▶ Source data:
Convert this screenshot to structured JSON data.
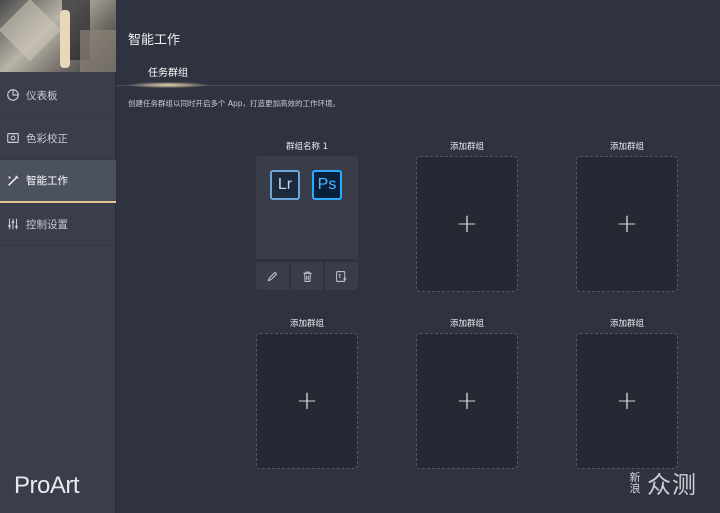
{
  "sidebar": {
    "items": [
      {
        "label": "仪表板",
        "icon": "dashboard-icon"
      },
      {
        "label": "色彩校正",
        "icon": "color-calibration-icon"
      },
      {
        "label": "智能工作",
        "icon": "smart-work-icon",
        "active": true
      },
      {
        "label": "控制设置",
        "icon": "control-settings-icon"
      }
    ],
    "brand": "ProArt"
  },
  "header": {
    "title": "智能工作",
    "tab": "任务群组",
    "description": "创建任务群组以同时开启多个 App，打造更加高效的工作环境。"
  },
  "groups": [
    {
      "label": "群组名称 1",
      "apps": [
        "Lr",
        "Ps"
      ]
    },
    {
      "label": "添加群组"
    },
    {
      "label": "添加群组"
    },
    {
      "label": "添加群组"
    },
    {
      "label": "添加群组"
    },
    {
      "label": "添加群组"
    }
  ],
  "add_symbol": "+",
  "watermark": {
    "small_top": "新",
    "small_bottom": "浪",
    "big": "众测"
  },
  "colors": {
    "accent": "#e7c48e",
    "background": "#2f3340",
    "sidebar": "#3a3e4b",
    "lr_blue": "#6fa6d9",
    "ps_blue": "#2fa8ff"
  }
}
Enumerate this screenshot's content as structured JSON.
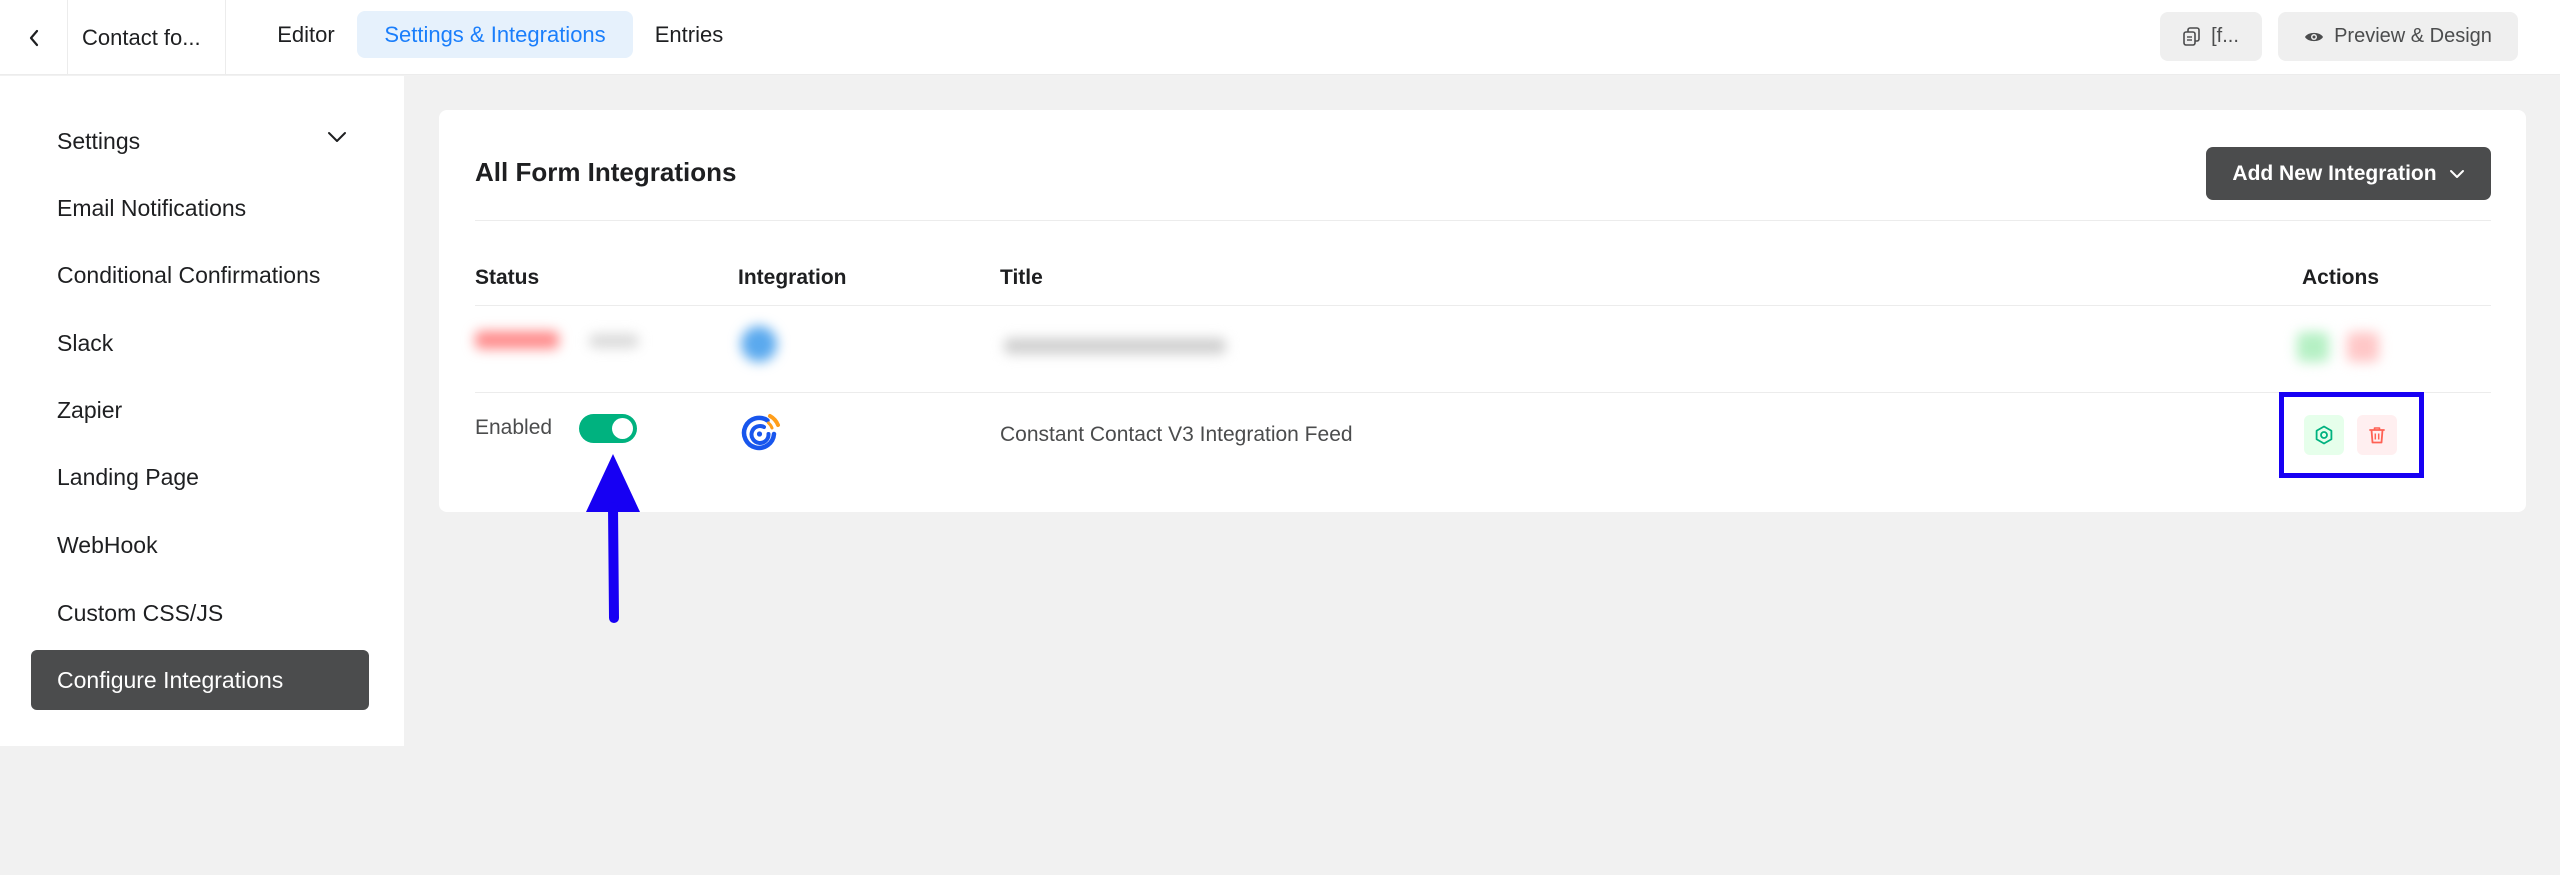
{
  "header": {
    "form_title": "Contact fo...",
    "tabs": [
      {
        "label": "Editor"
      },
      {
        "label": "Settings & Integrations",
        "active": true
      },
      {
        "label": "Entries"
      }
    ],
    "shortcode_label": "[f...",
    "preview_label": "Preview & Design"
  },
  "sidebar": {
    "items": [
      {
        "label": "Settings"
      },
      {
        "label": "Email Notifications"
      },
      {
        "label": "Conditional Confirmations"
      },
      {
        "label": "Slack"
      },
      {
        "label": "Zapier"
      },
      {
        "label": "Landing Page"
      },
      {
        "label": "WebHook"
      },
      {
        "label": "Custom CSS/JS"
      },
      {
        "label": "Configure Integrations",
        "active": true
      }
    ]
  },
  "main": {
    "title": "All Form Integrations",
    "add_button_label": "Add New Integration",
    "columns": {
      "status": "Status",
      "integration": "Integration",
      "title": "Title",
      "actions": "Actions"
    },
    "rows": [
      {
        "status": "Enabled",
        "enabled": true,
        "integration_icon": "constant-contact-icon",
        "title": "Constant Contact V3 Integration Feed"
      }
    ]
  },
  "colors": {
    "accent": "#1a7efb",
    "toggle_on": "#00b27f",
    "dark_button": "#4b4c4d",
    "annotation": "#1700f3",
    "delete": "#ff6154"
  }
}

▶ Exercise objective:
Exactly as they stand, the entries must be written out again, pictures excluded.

▶ Response area:
Convert this screenshot to structured JSON data.
{
  "sidebar": {
    "items": [
      {
        "label": "仪表板",
        "icon": "dashboard-icon"
      },
      {
        "label": "色彩校正",
        "icon": "color-calibration-icon"
      },
      {
        "label": "智能工作",
        "icon": "smart-work-icon",
        "active": true
      },
      {
        "label": "控制设置",
        "icon": "control-settings-icon"
      }
    ],
    "brand": "ProArt"
  },
  "header": {
    "title": "智能工作",
    "tab": "任务群组",
    "description": "创建任务群组以同时开启多个 App，打造更加高效的工作环境。"
  },
  "groups": [
    {
      "label": "群组名称 1",
      "apps": [
        "Lr",
        "Ps"
      ]
    },
    {
      "label": "添加群组"
    },
    {
      "label": "添加群组"
    },
    {
      "label": "添加群组"
    },
    {
      "label": "添加群组"
    },
    {
      "label": "添加群组"
    }
  ],
  "add_symbol": "+",
  "watermark": {
    "small_top": "新",
    "small_bottom": "浪",
    "big": "众测"
  },
  "colors": {
    "accent": "#e7c48e",
    "background": "#2f3340",
    "sidebar": "#3a3e4b",
    "lr_blue": "#6fa6d9",
    "ps_blue": "#2fa8ff"
  }
}
Enumerate this screenshot's content as structured JSON.
{
  "header": {
    "form_title": "Contact fo...",
    "tabs": [
      {
        "label": "Editor"
      },
      {
        "label": "Settings & Integrations",
        "active": true
      },
      {
        "label": "Entries"
      }
    ],
    "shortcode_label": "[f...",
    "preview_label": "Preview & Design"
  },
  "sidebar": {
    "items": [
      {
        "label": "Settings"
      },
      {
        "label": "Email Notifications"
      },
      {
        "label": "Conditional Confirmations"
      },
      {
        "label": "Slack"
      },
      {
        "label": "Zapier"
      },
      {
        "label": "Landing Page"
      },
      {
        "label": "WebHook"
      },
      {
        "label": "Custom CSS/JS"
      },
      {
        "label": "Configure Integrations",
        "active": true
      }
    ]
  },
  "main": {
    "title": "All Form Integrations",
    "add_button_label": "Add New Integration",
    "columns": {
      "status": "Status",
      "integration": "Integration",
      "title": "Title",
      "actions": "Actions"
    },
    "rows": [
      {
        "status": "Enabled",
        "enabled": true,
        "integration_icon": "constant-contact-icon",
        "title": "Constant Contact V3 Integration Feed"
      }
    ]
  },
  "colors": {
    "accent": "#1a7efb",
    "toggle_on": "#00b27f",
    "dark_button": "#4b4c4d",
    "annotation": "#1700f3",
    "delete": "#ff6154"
  }
}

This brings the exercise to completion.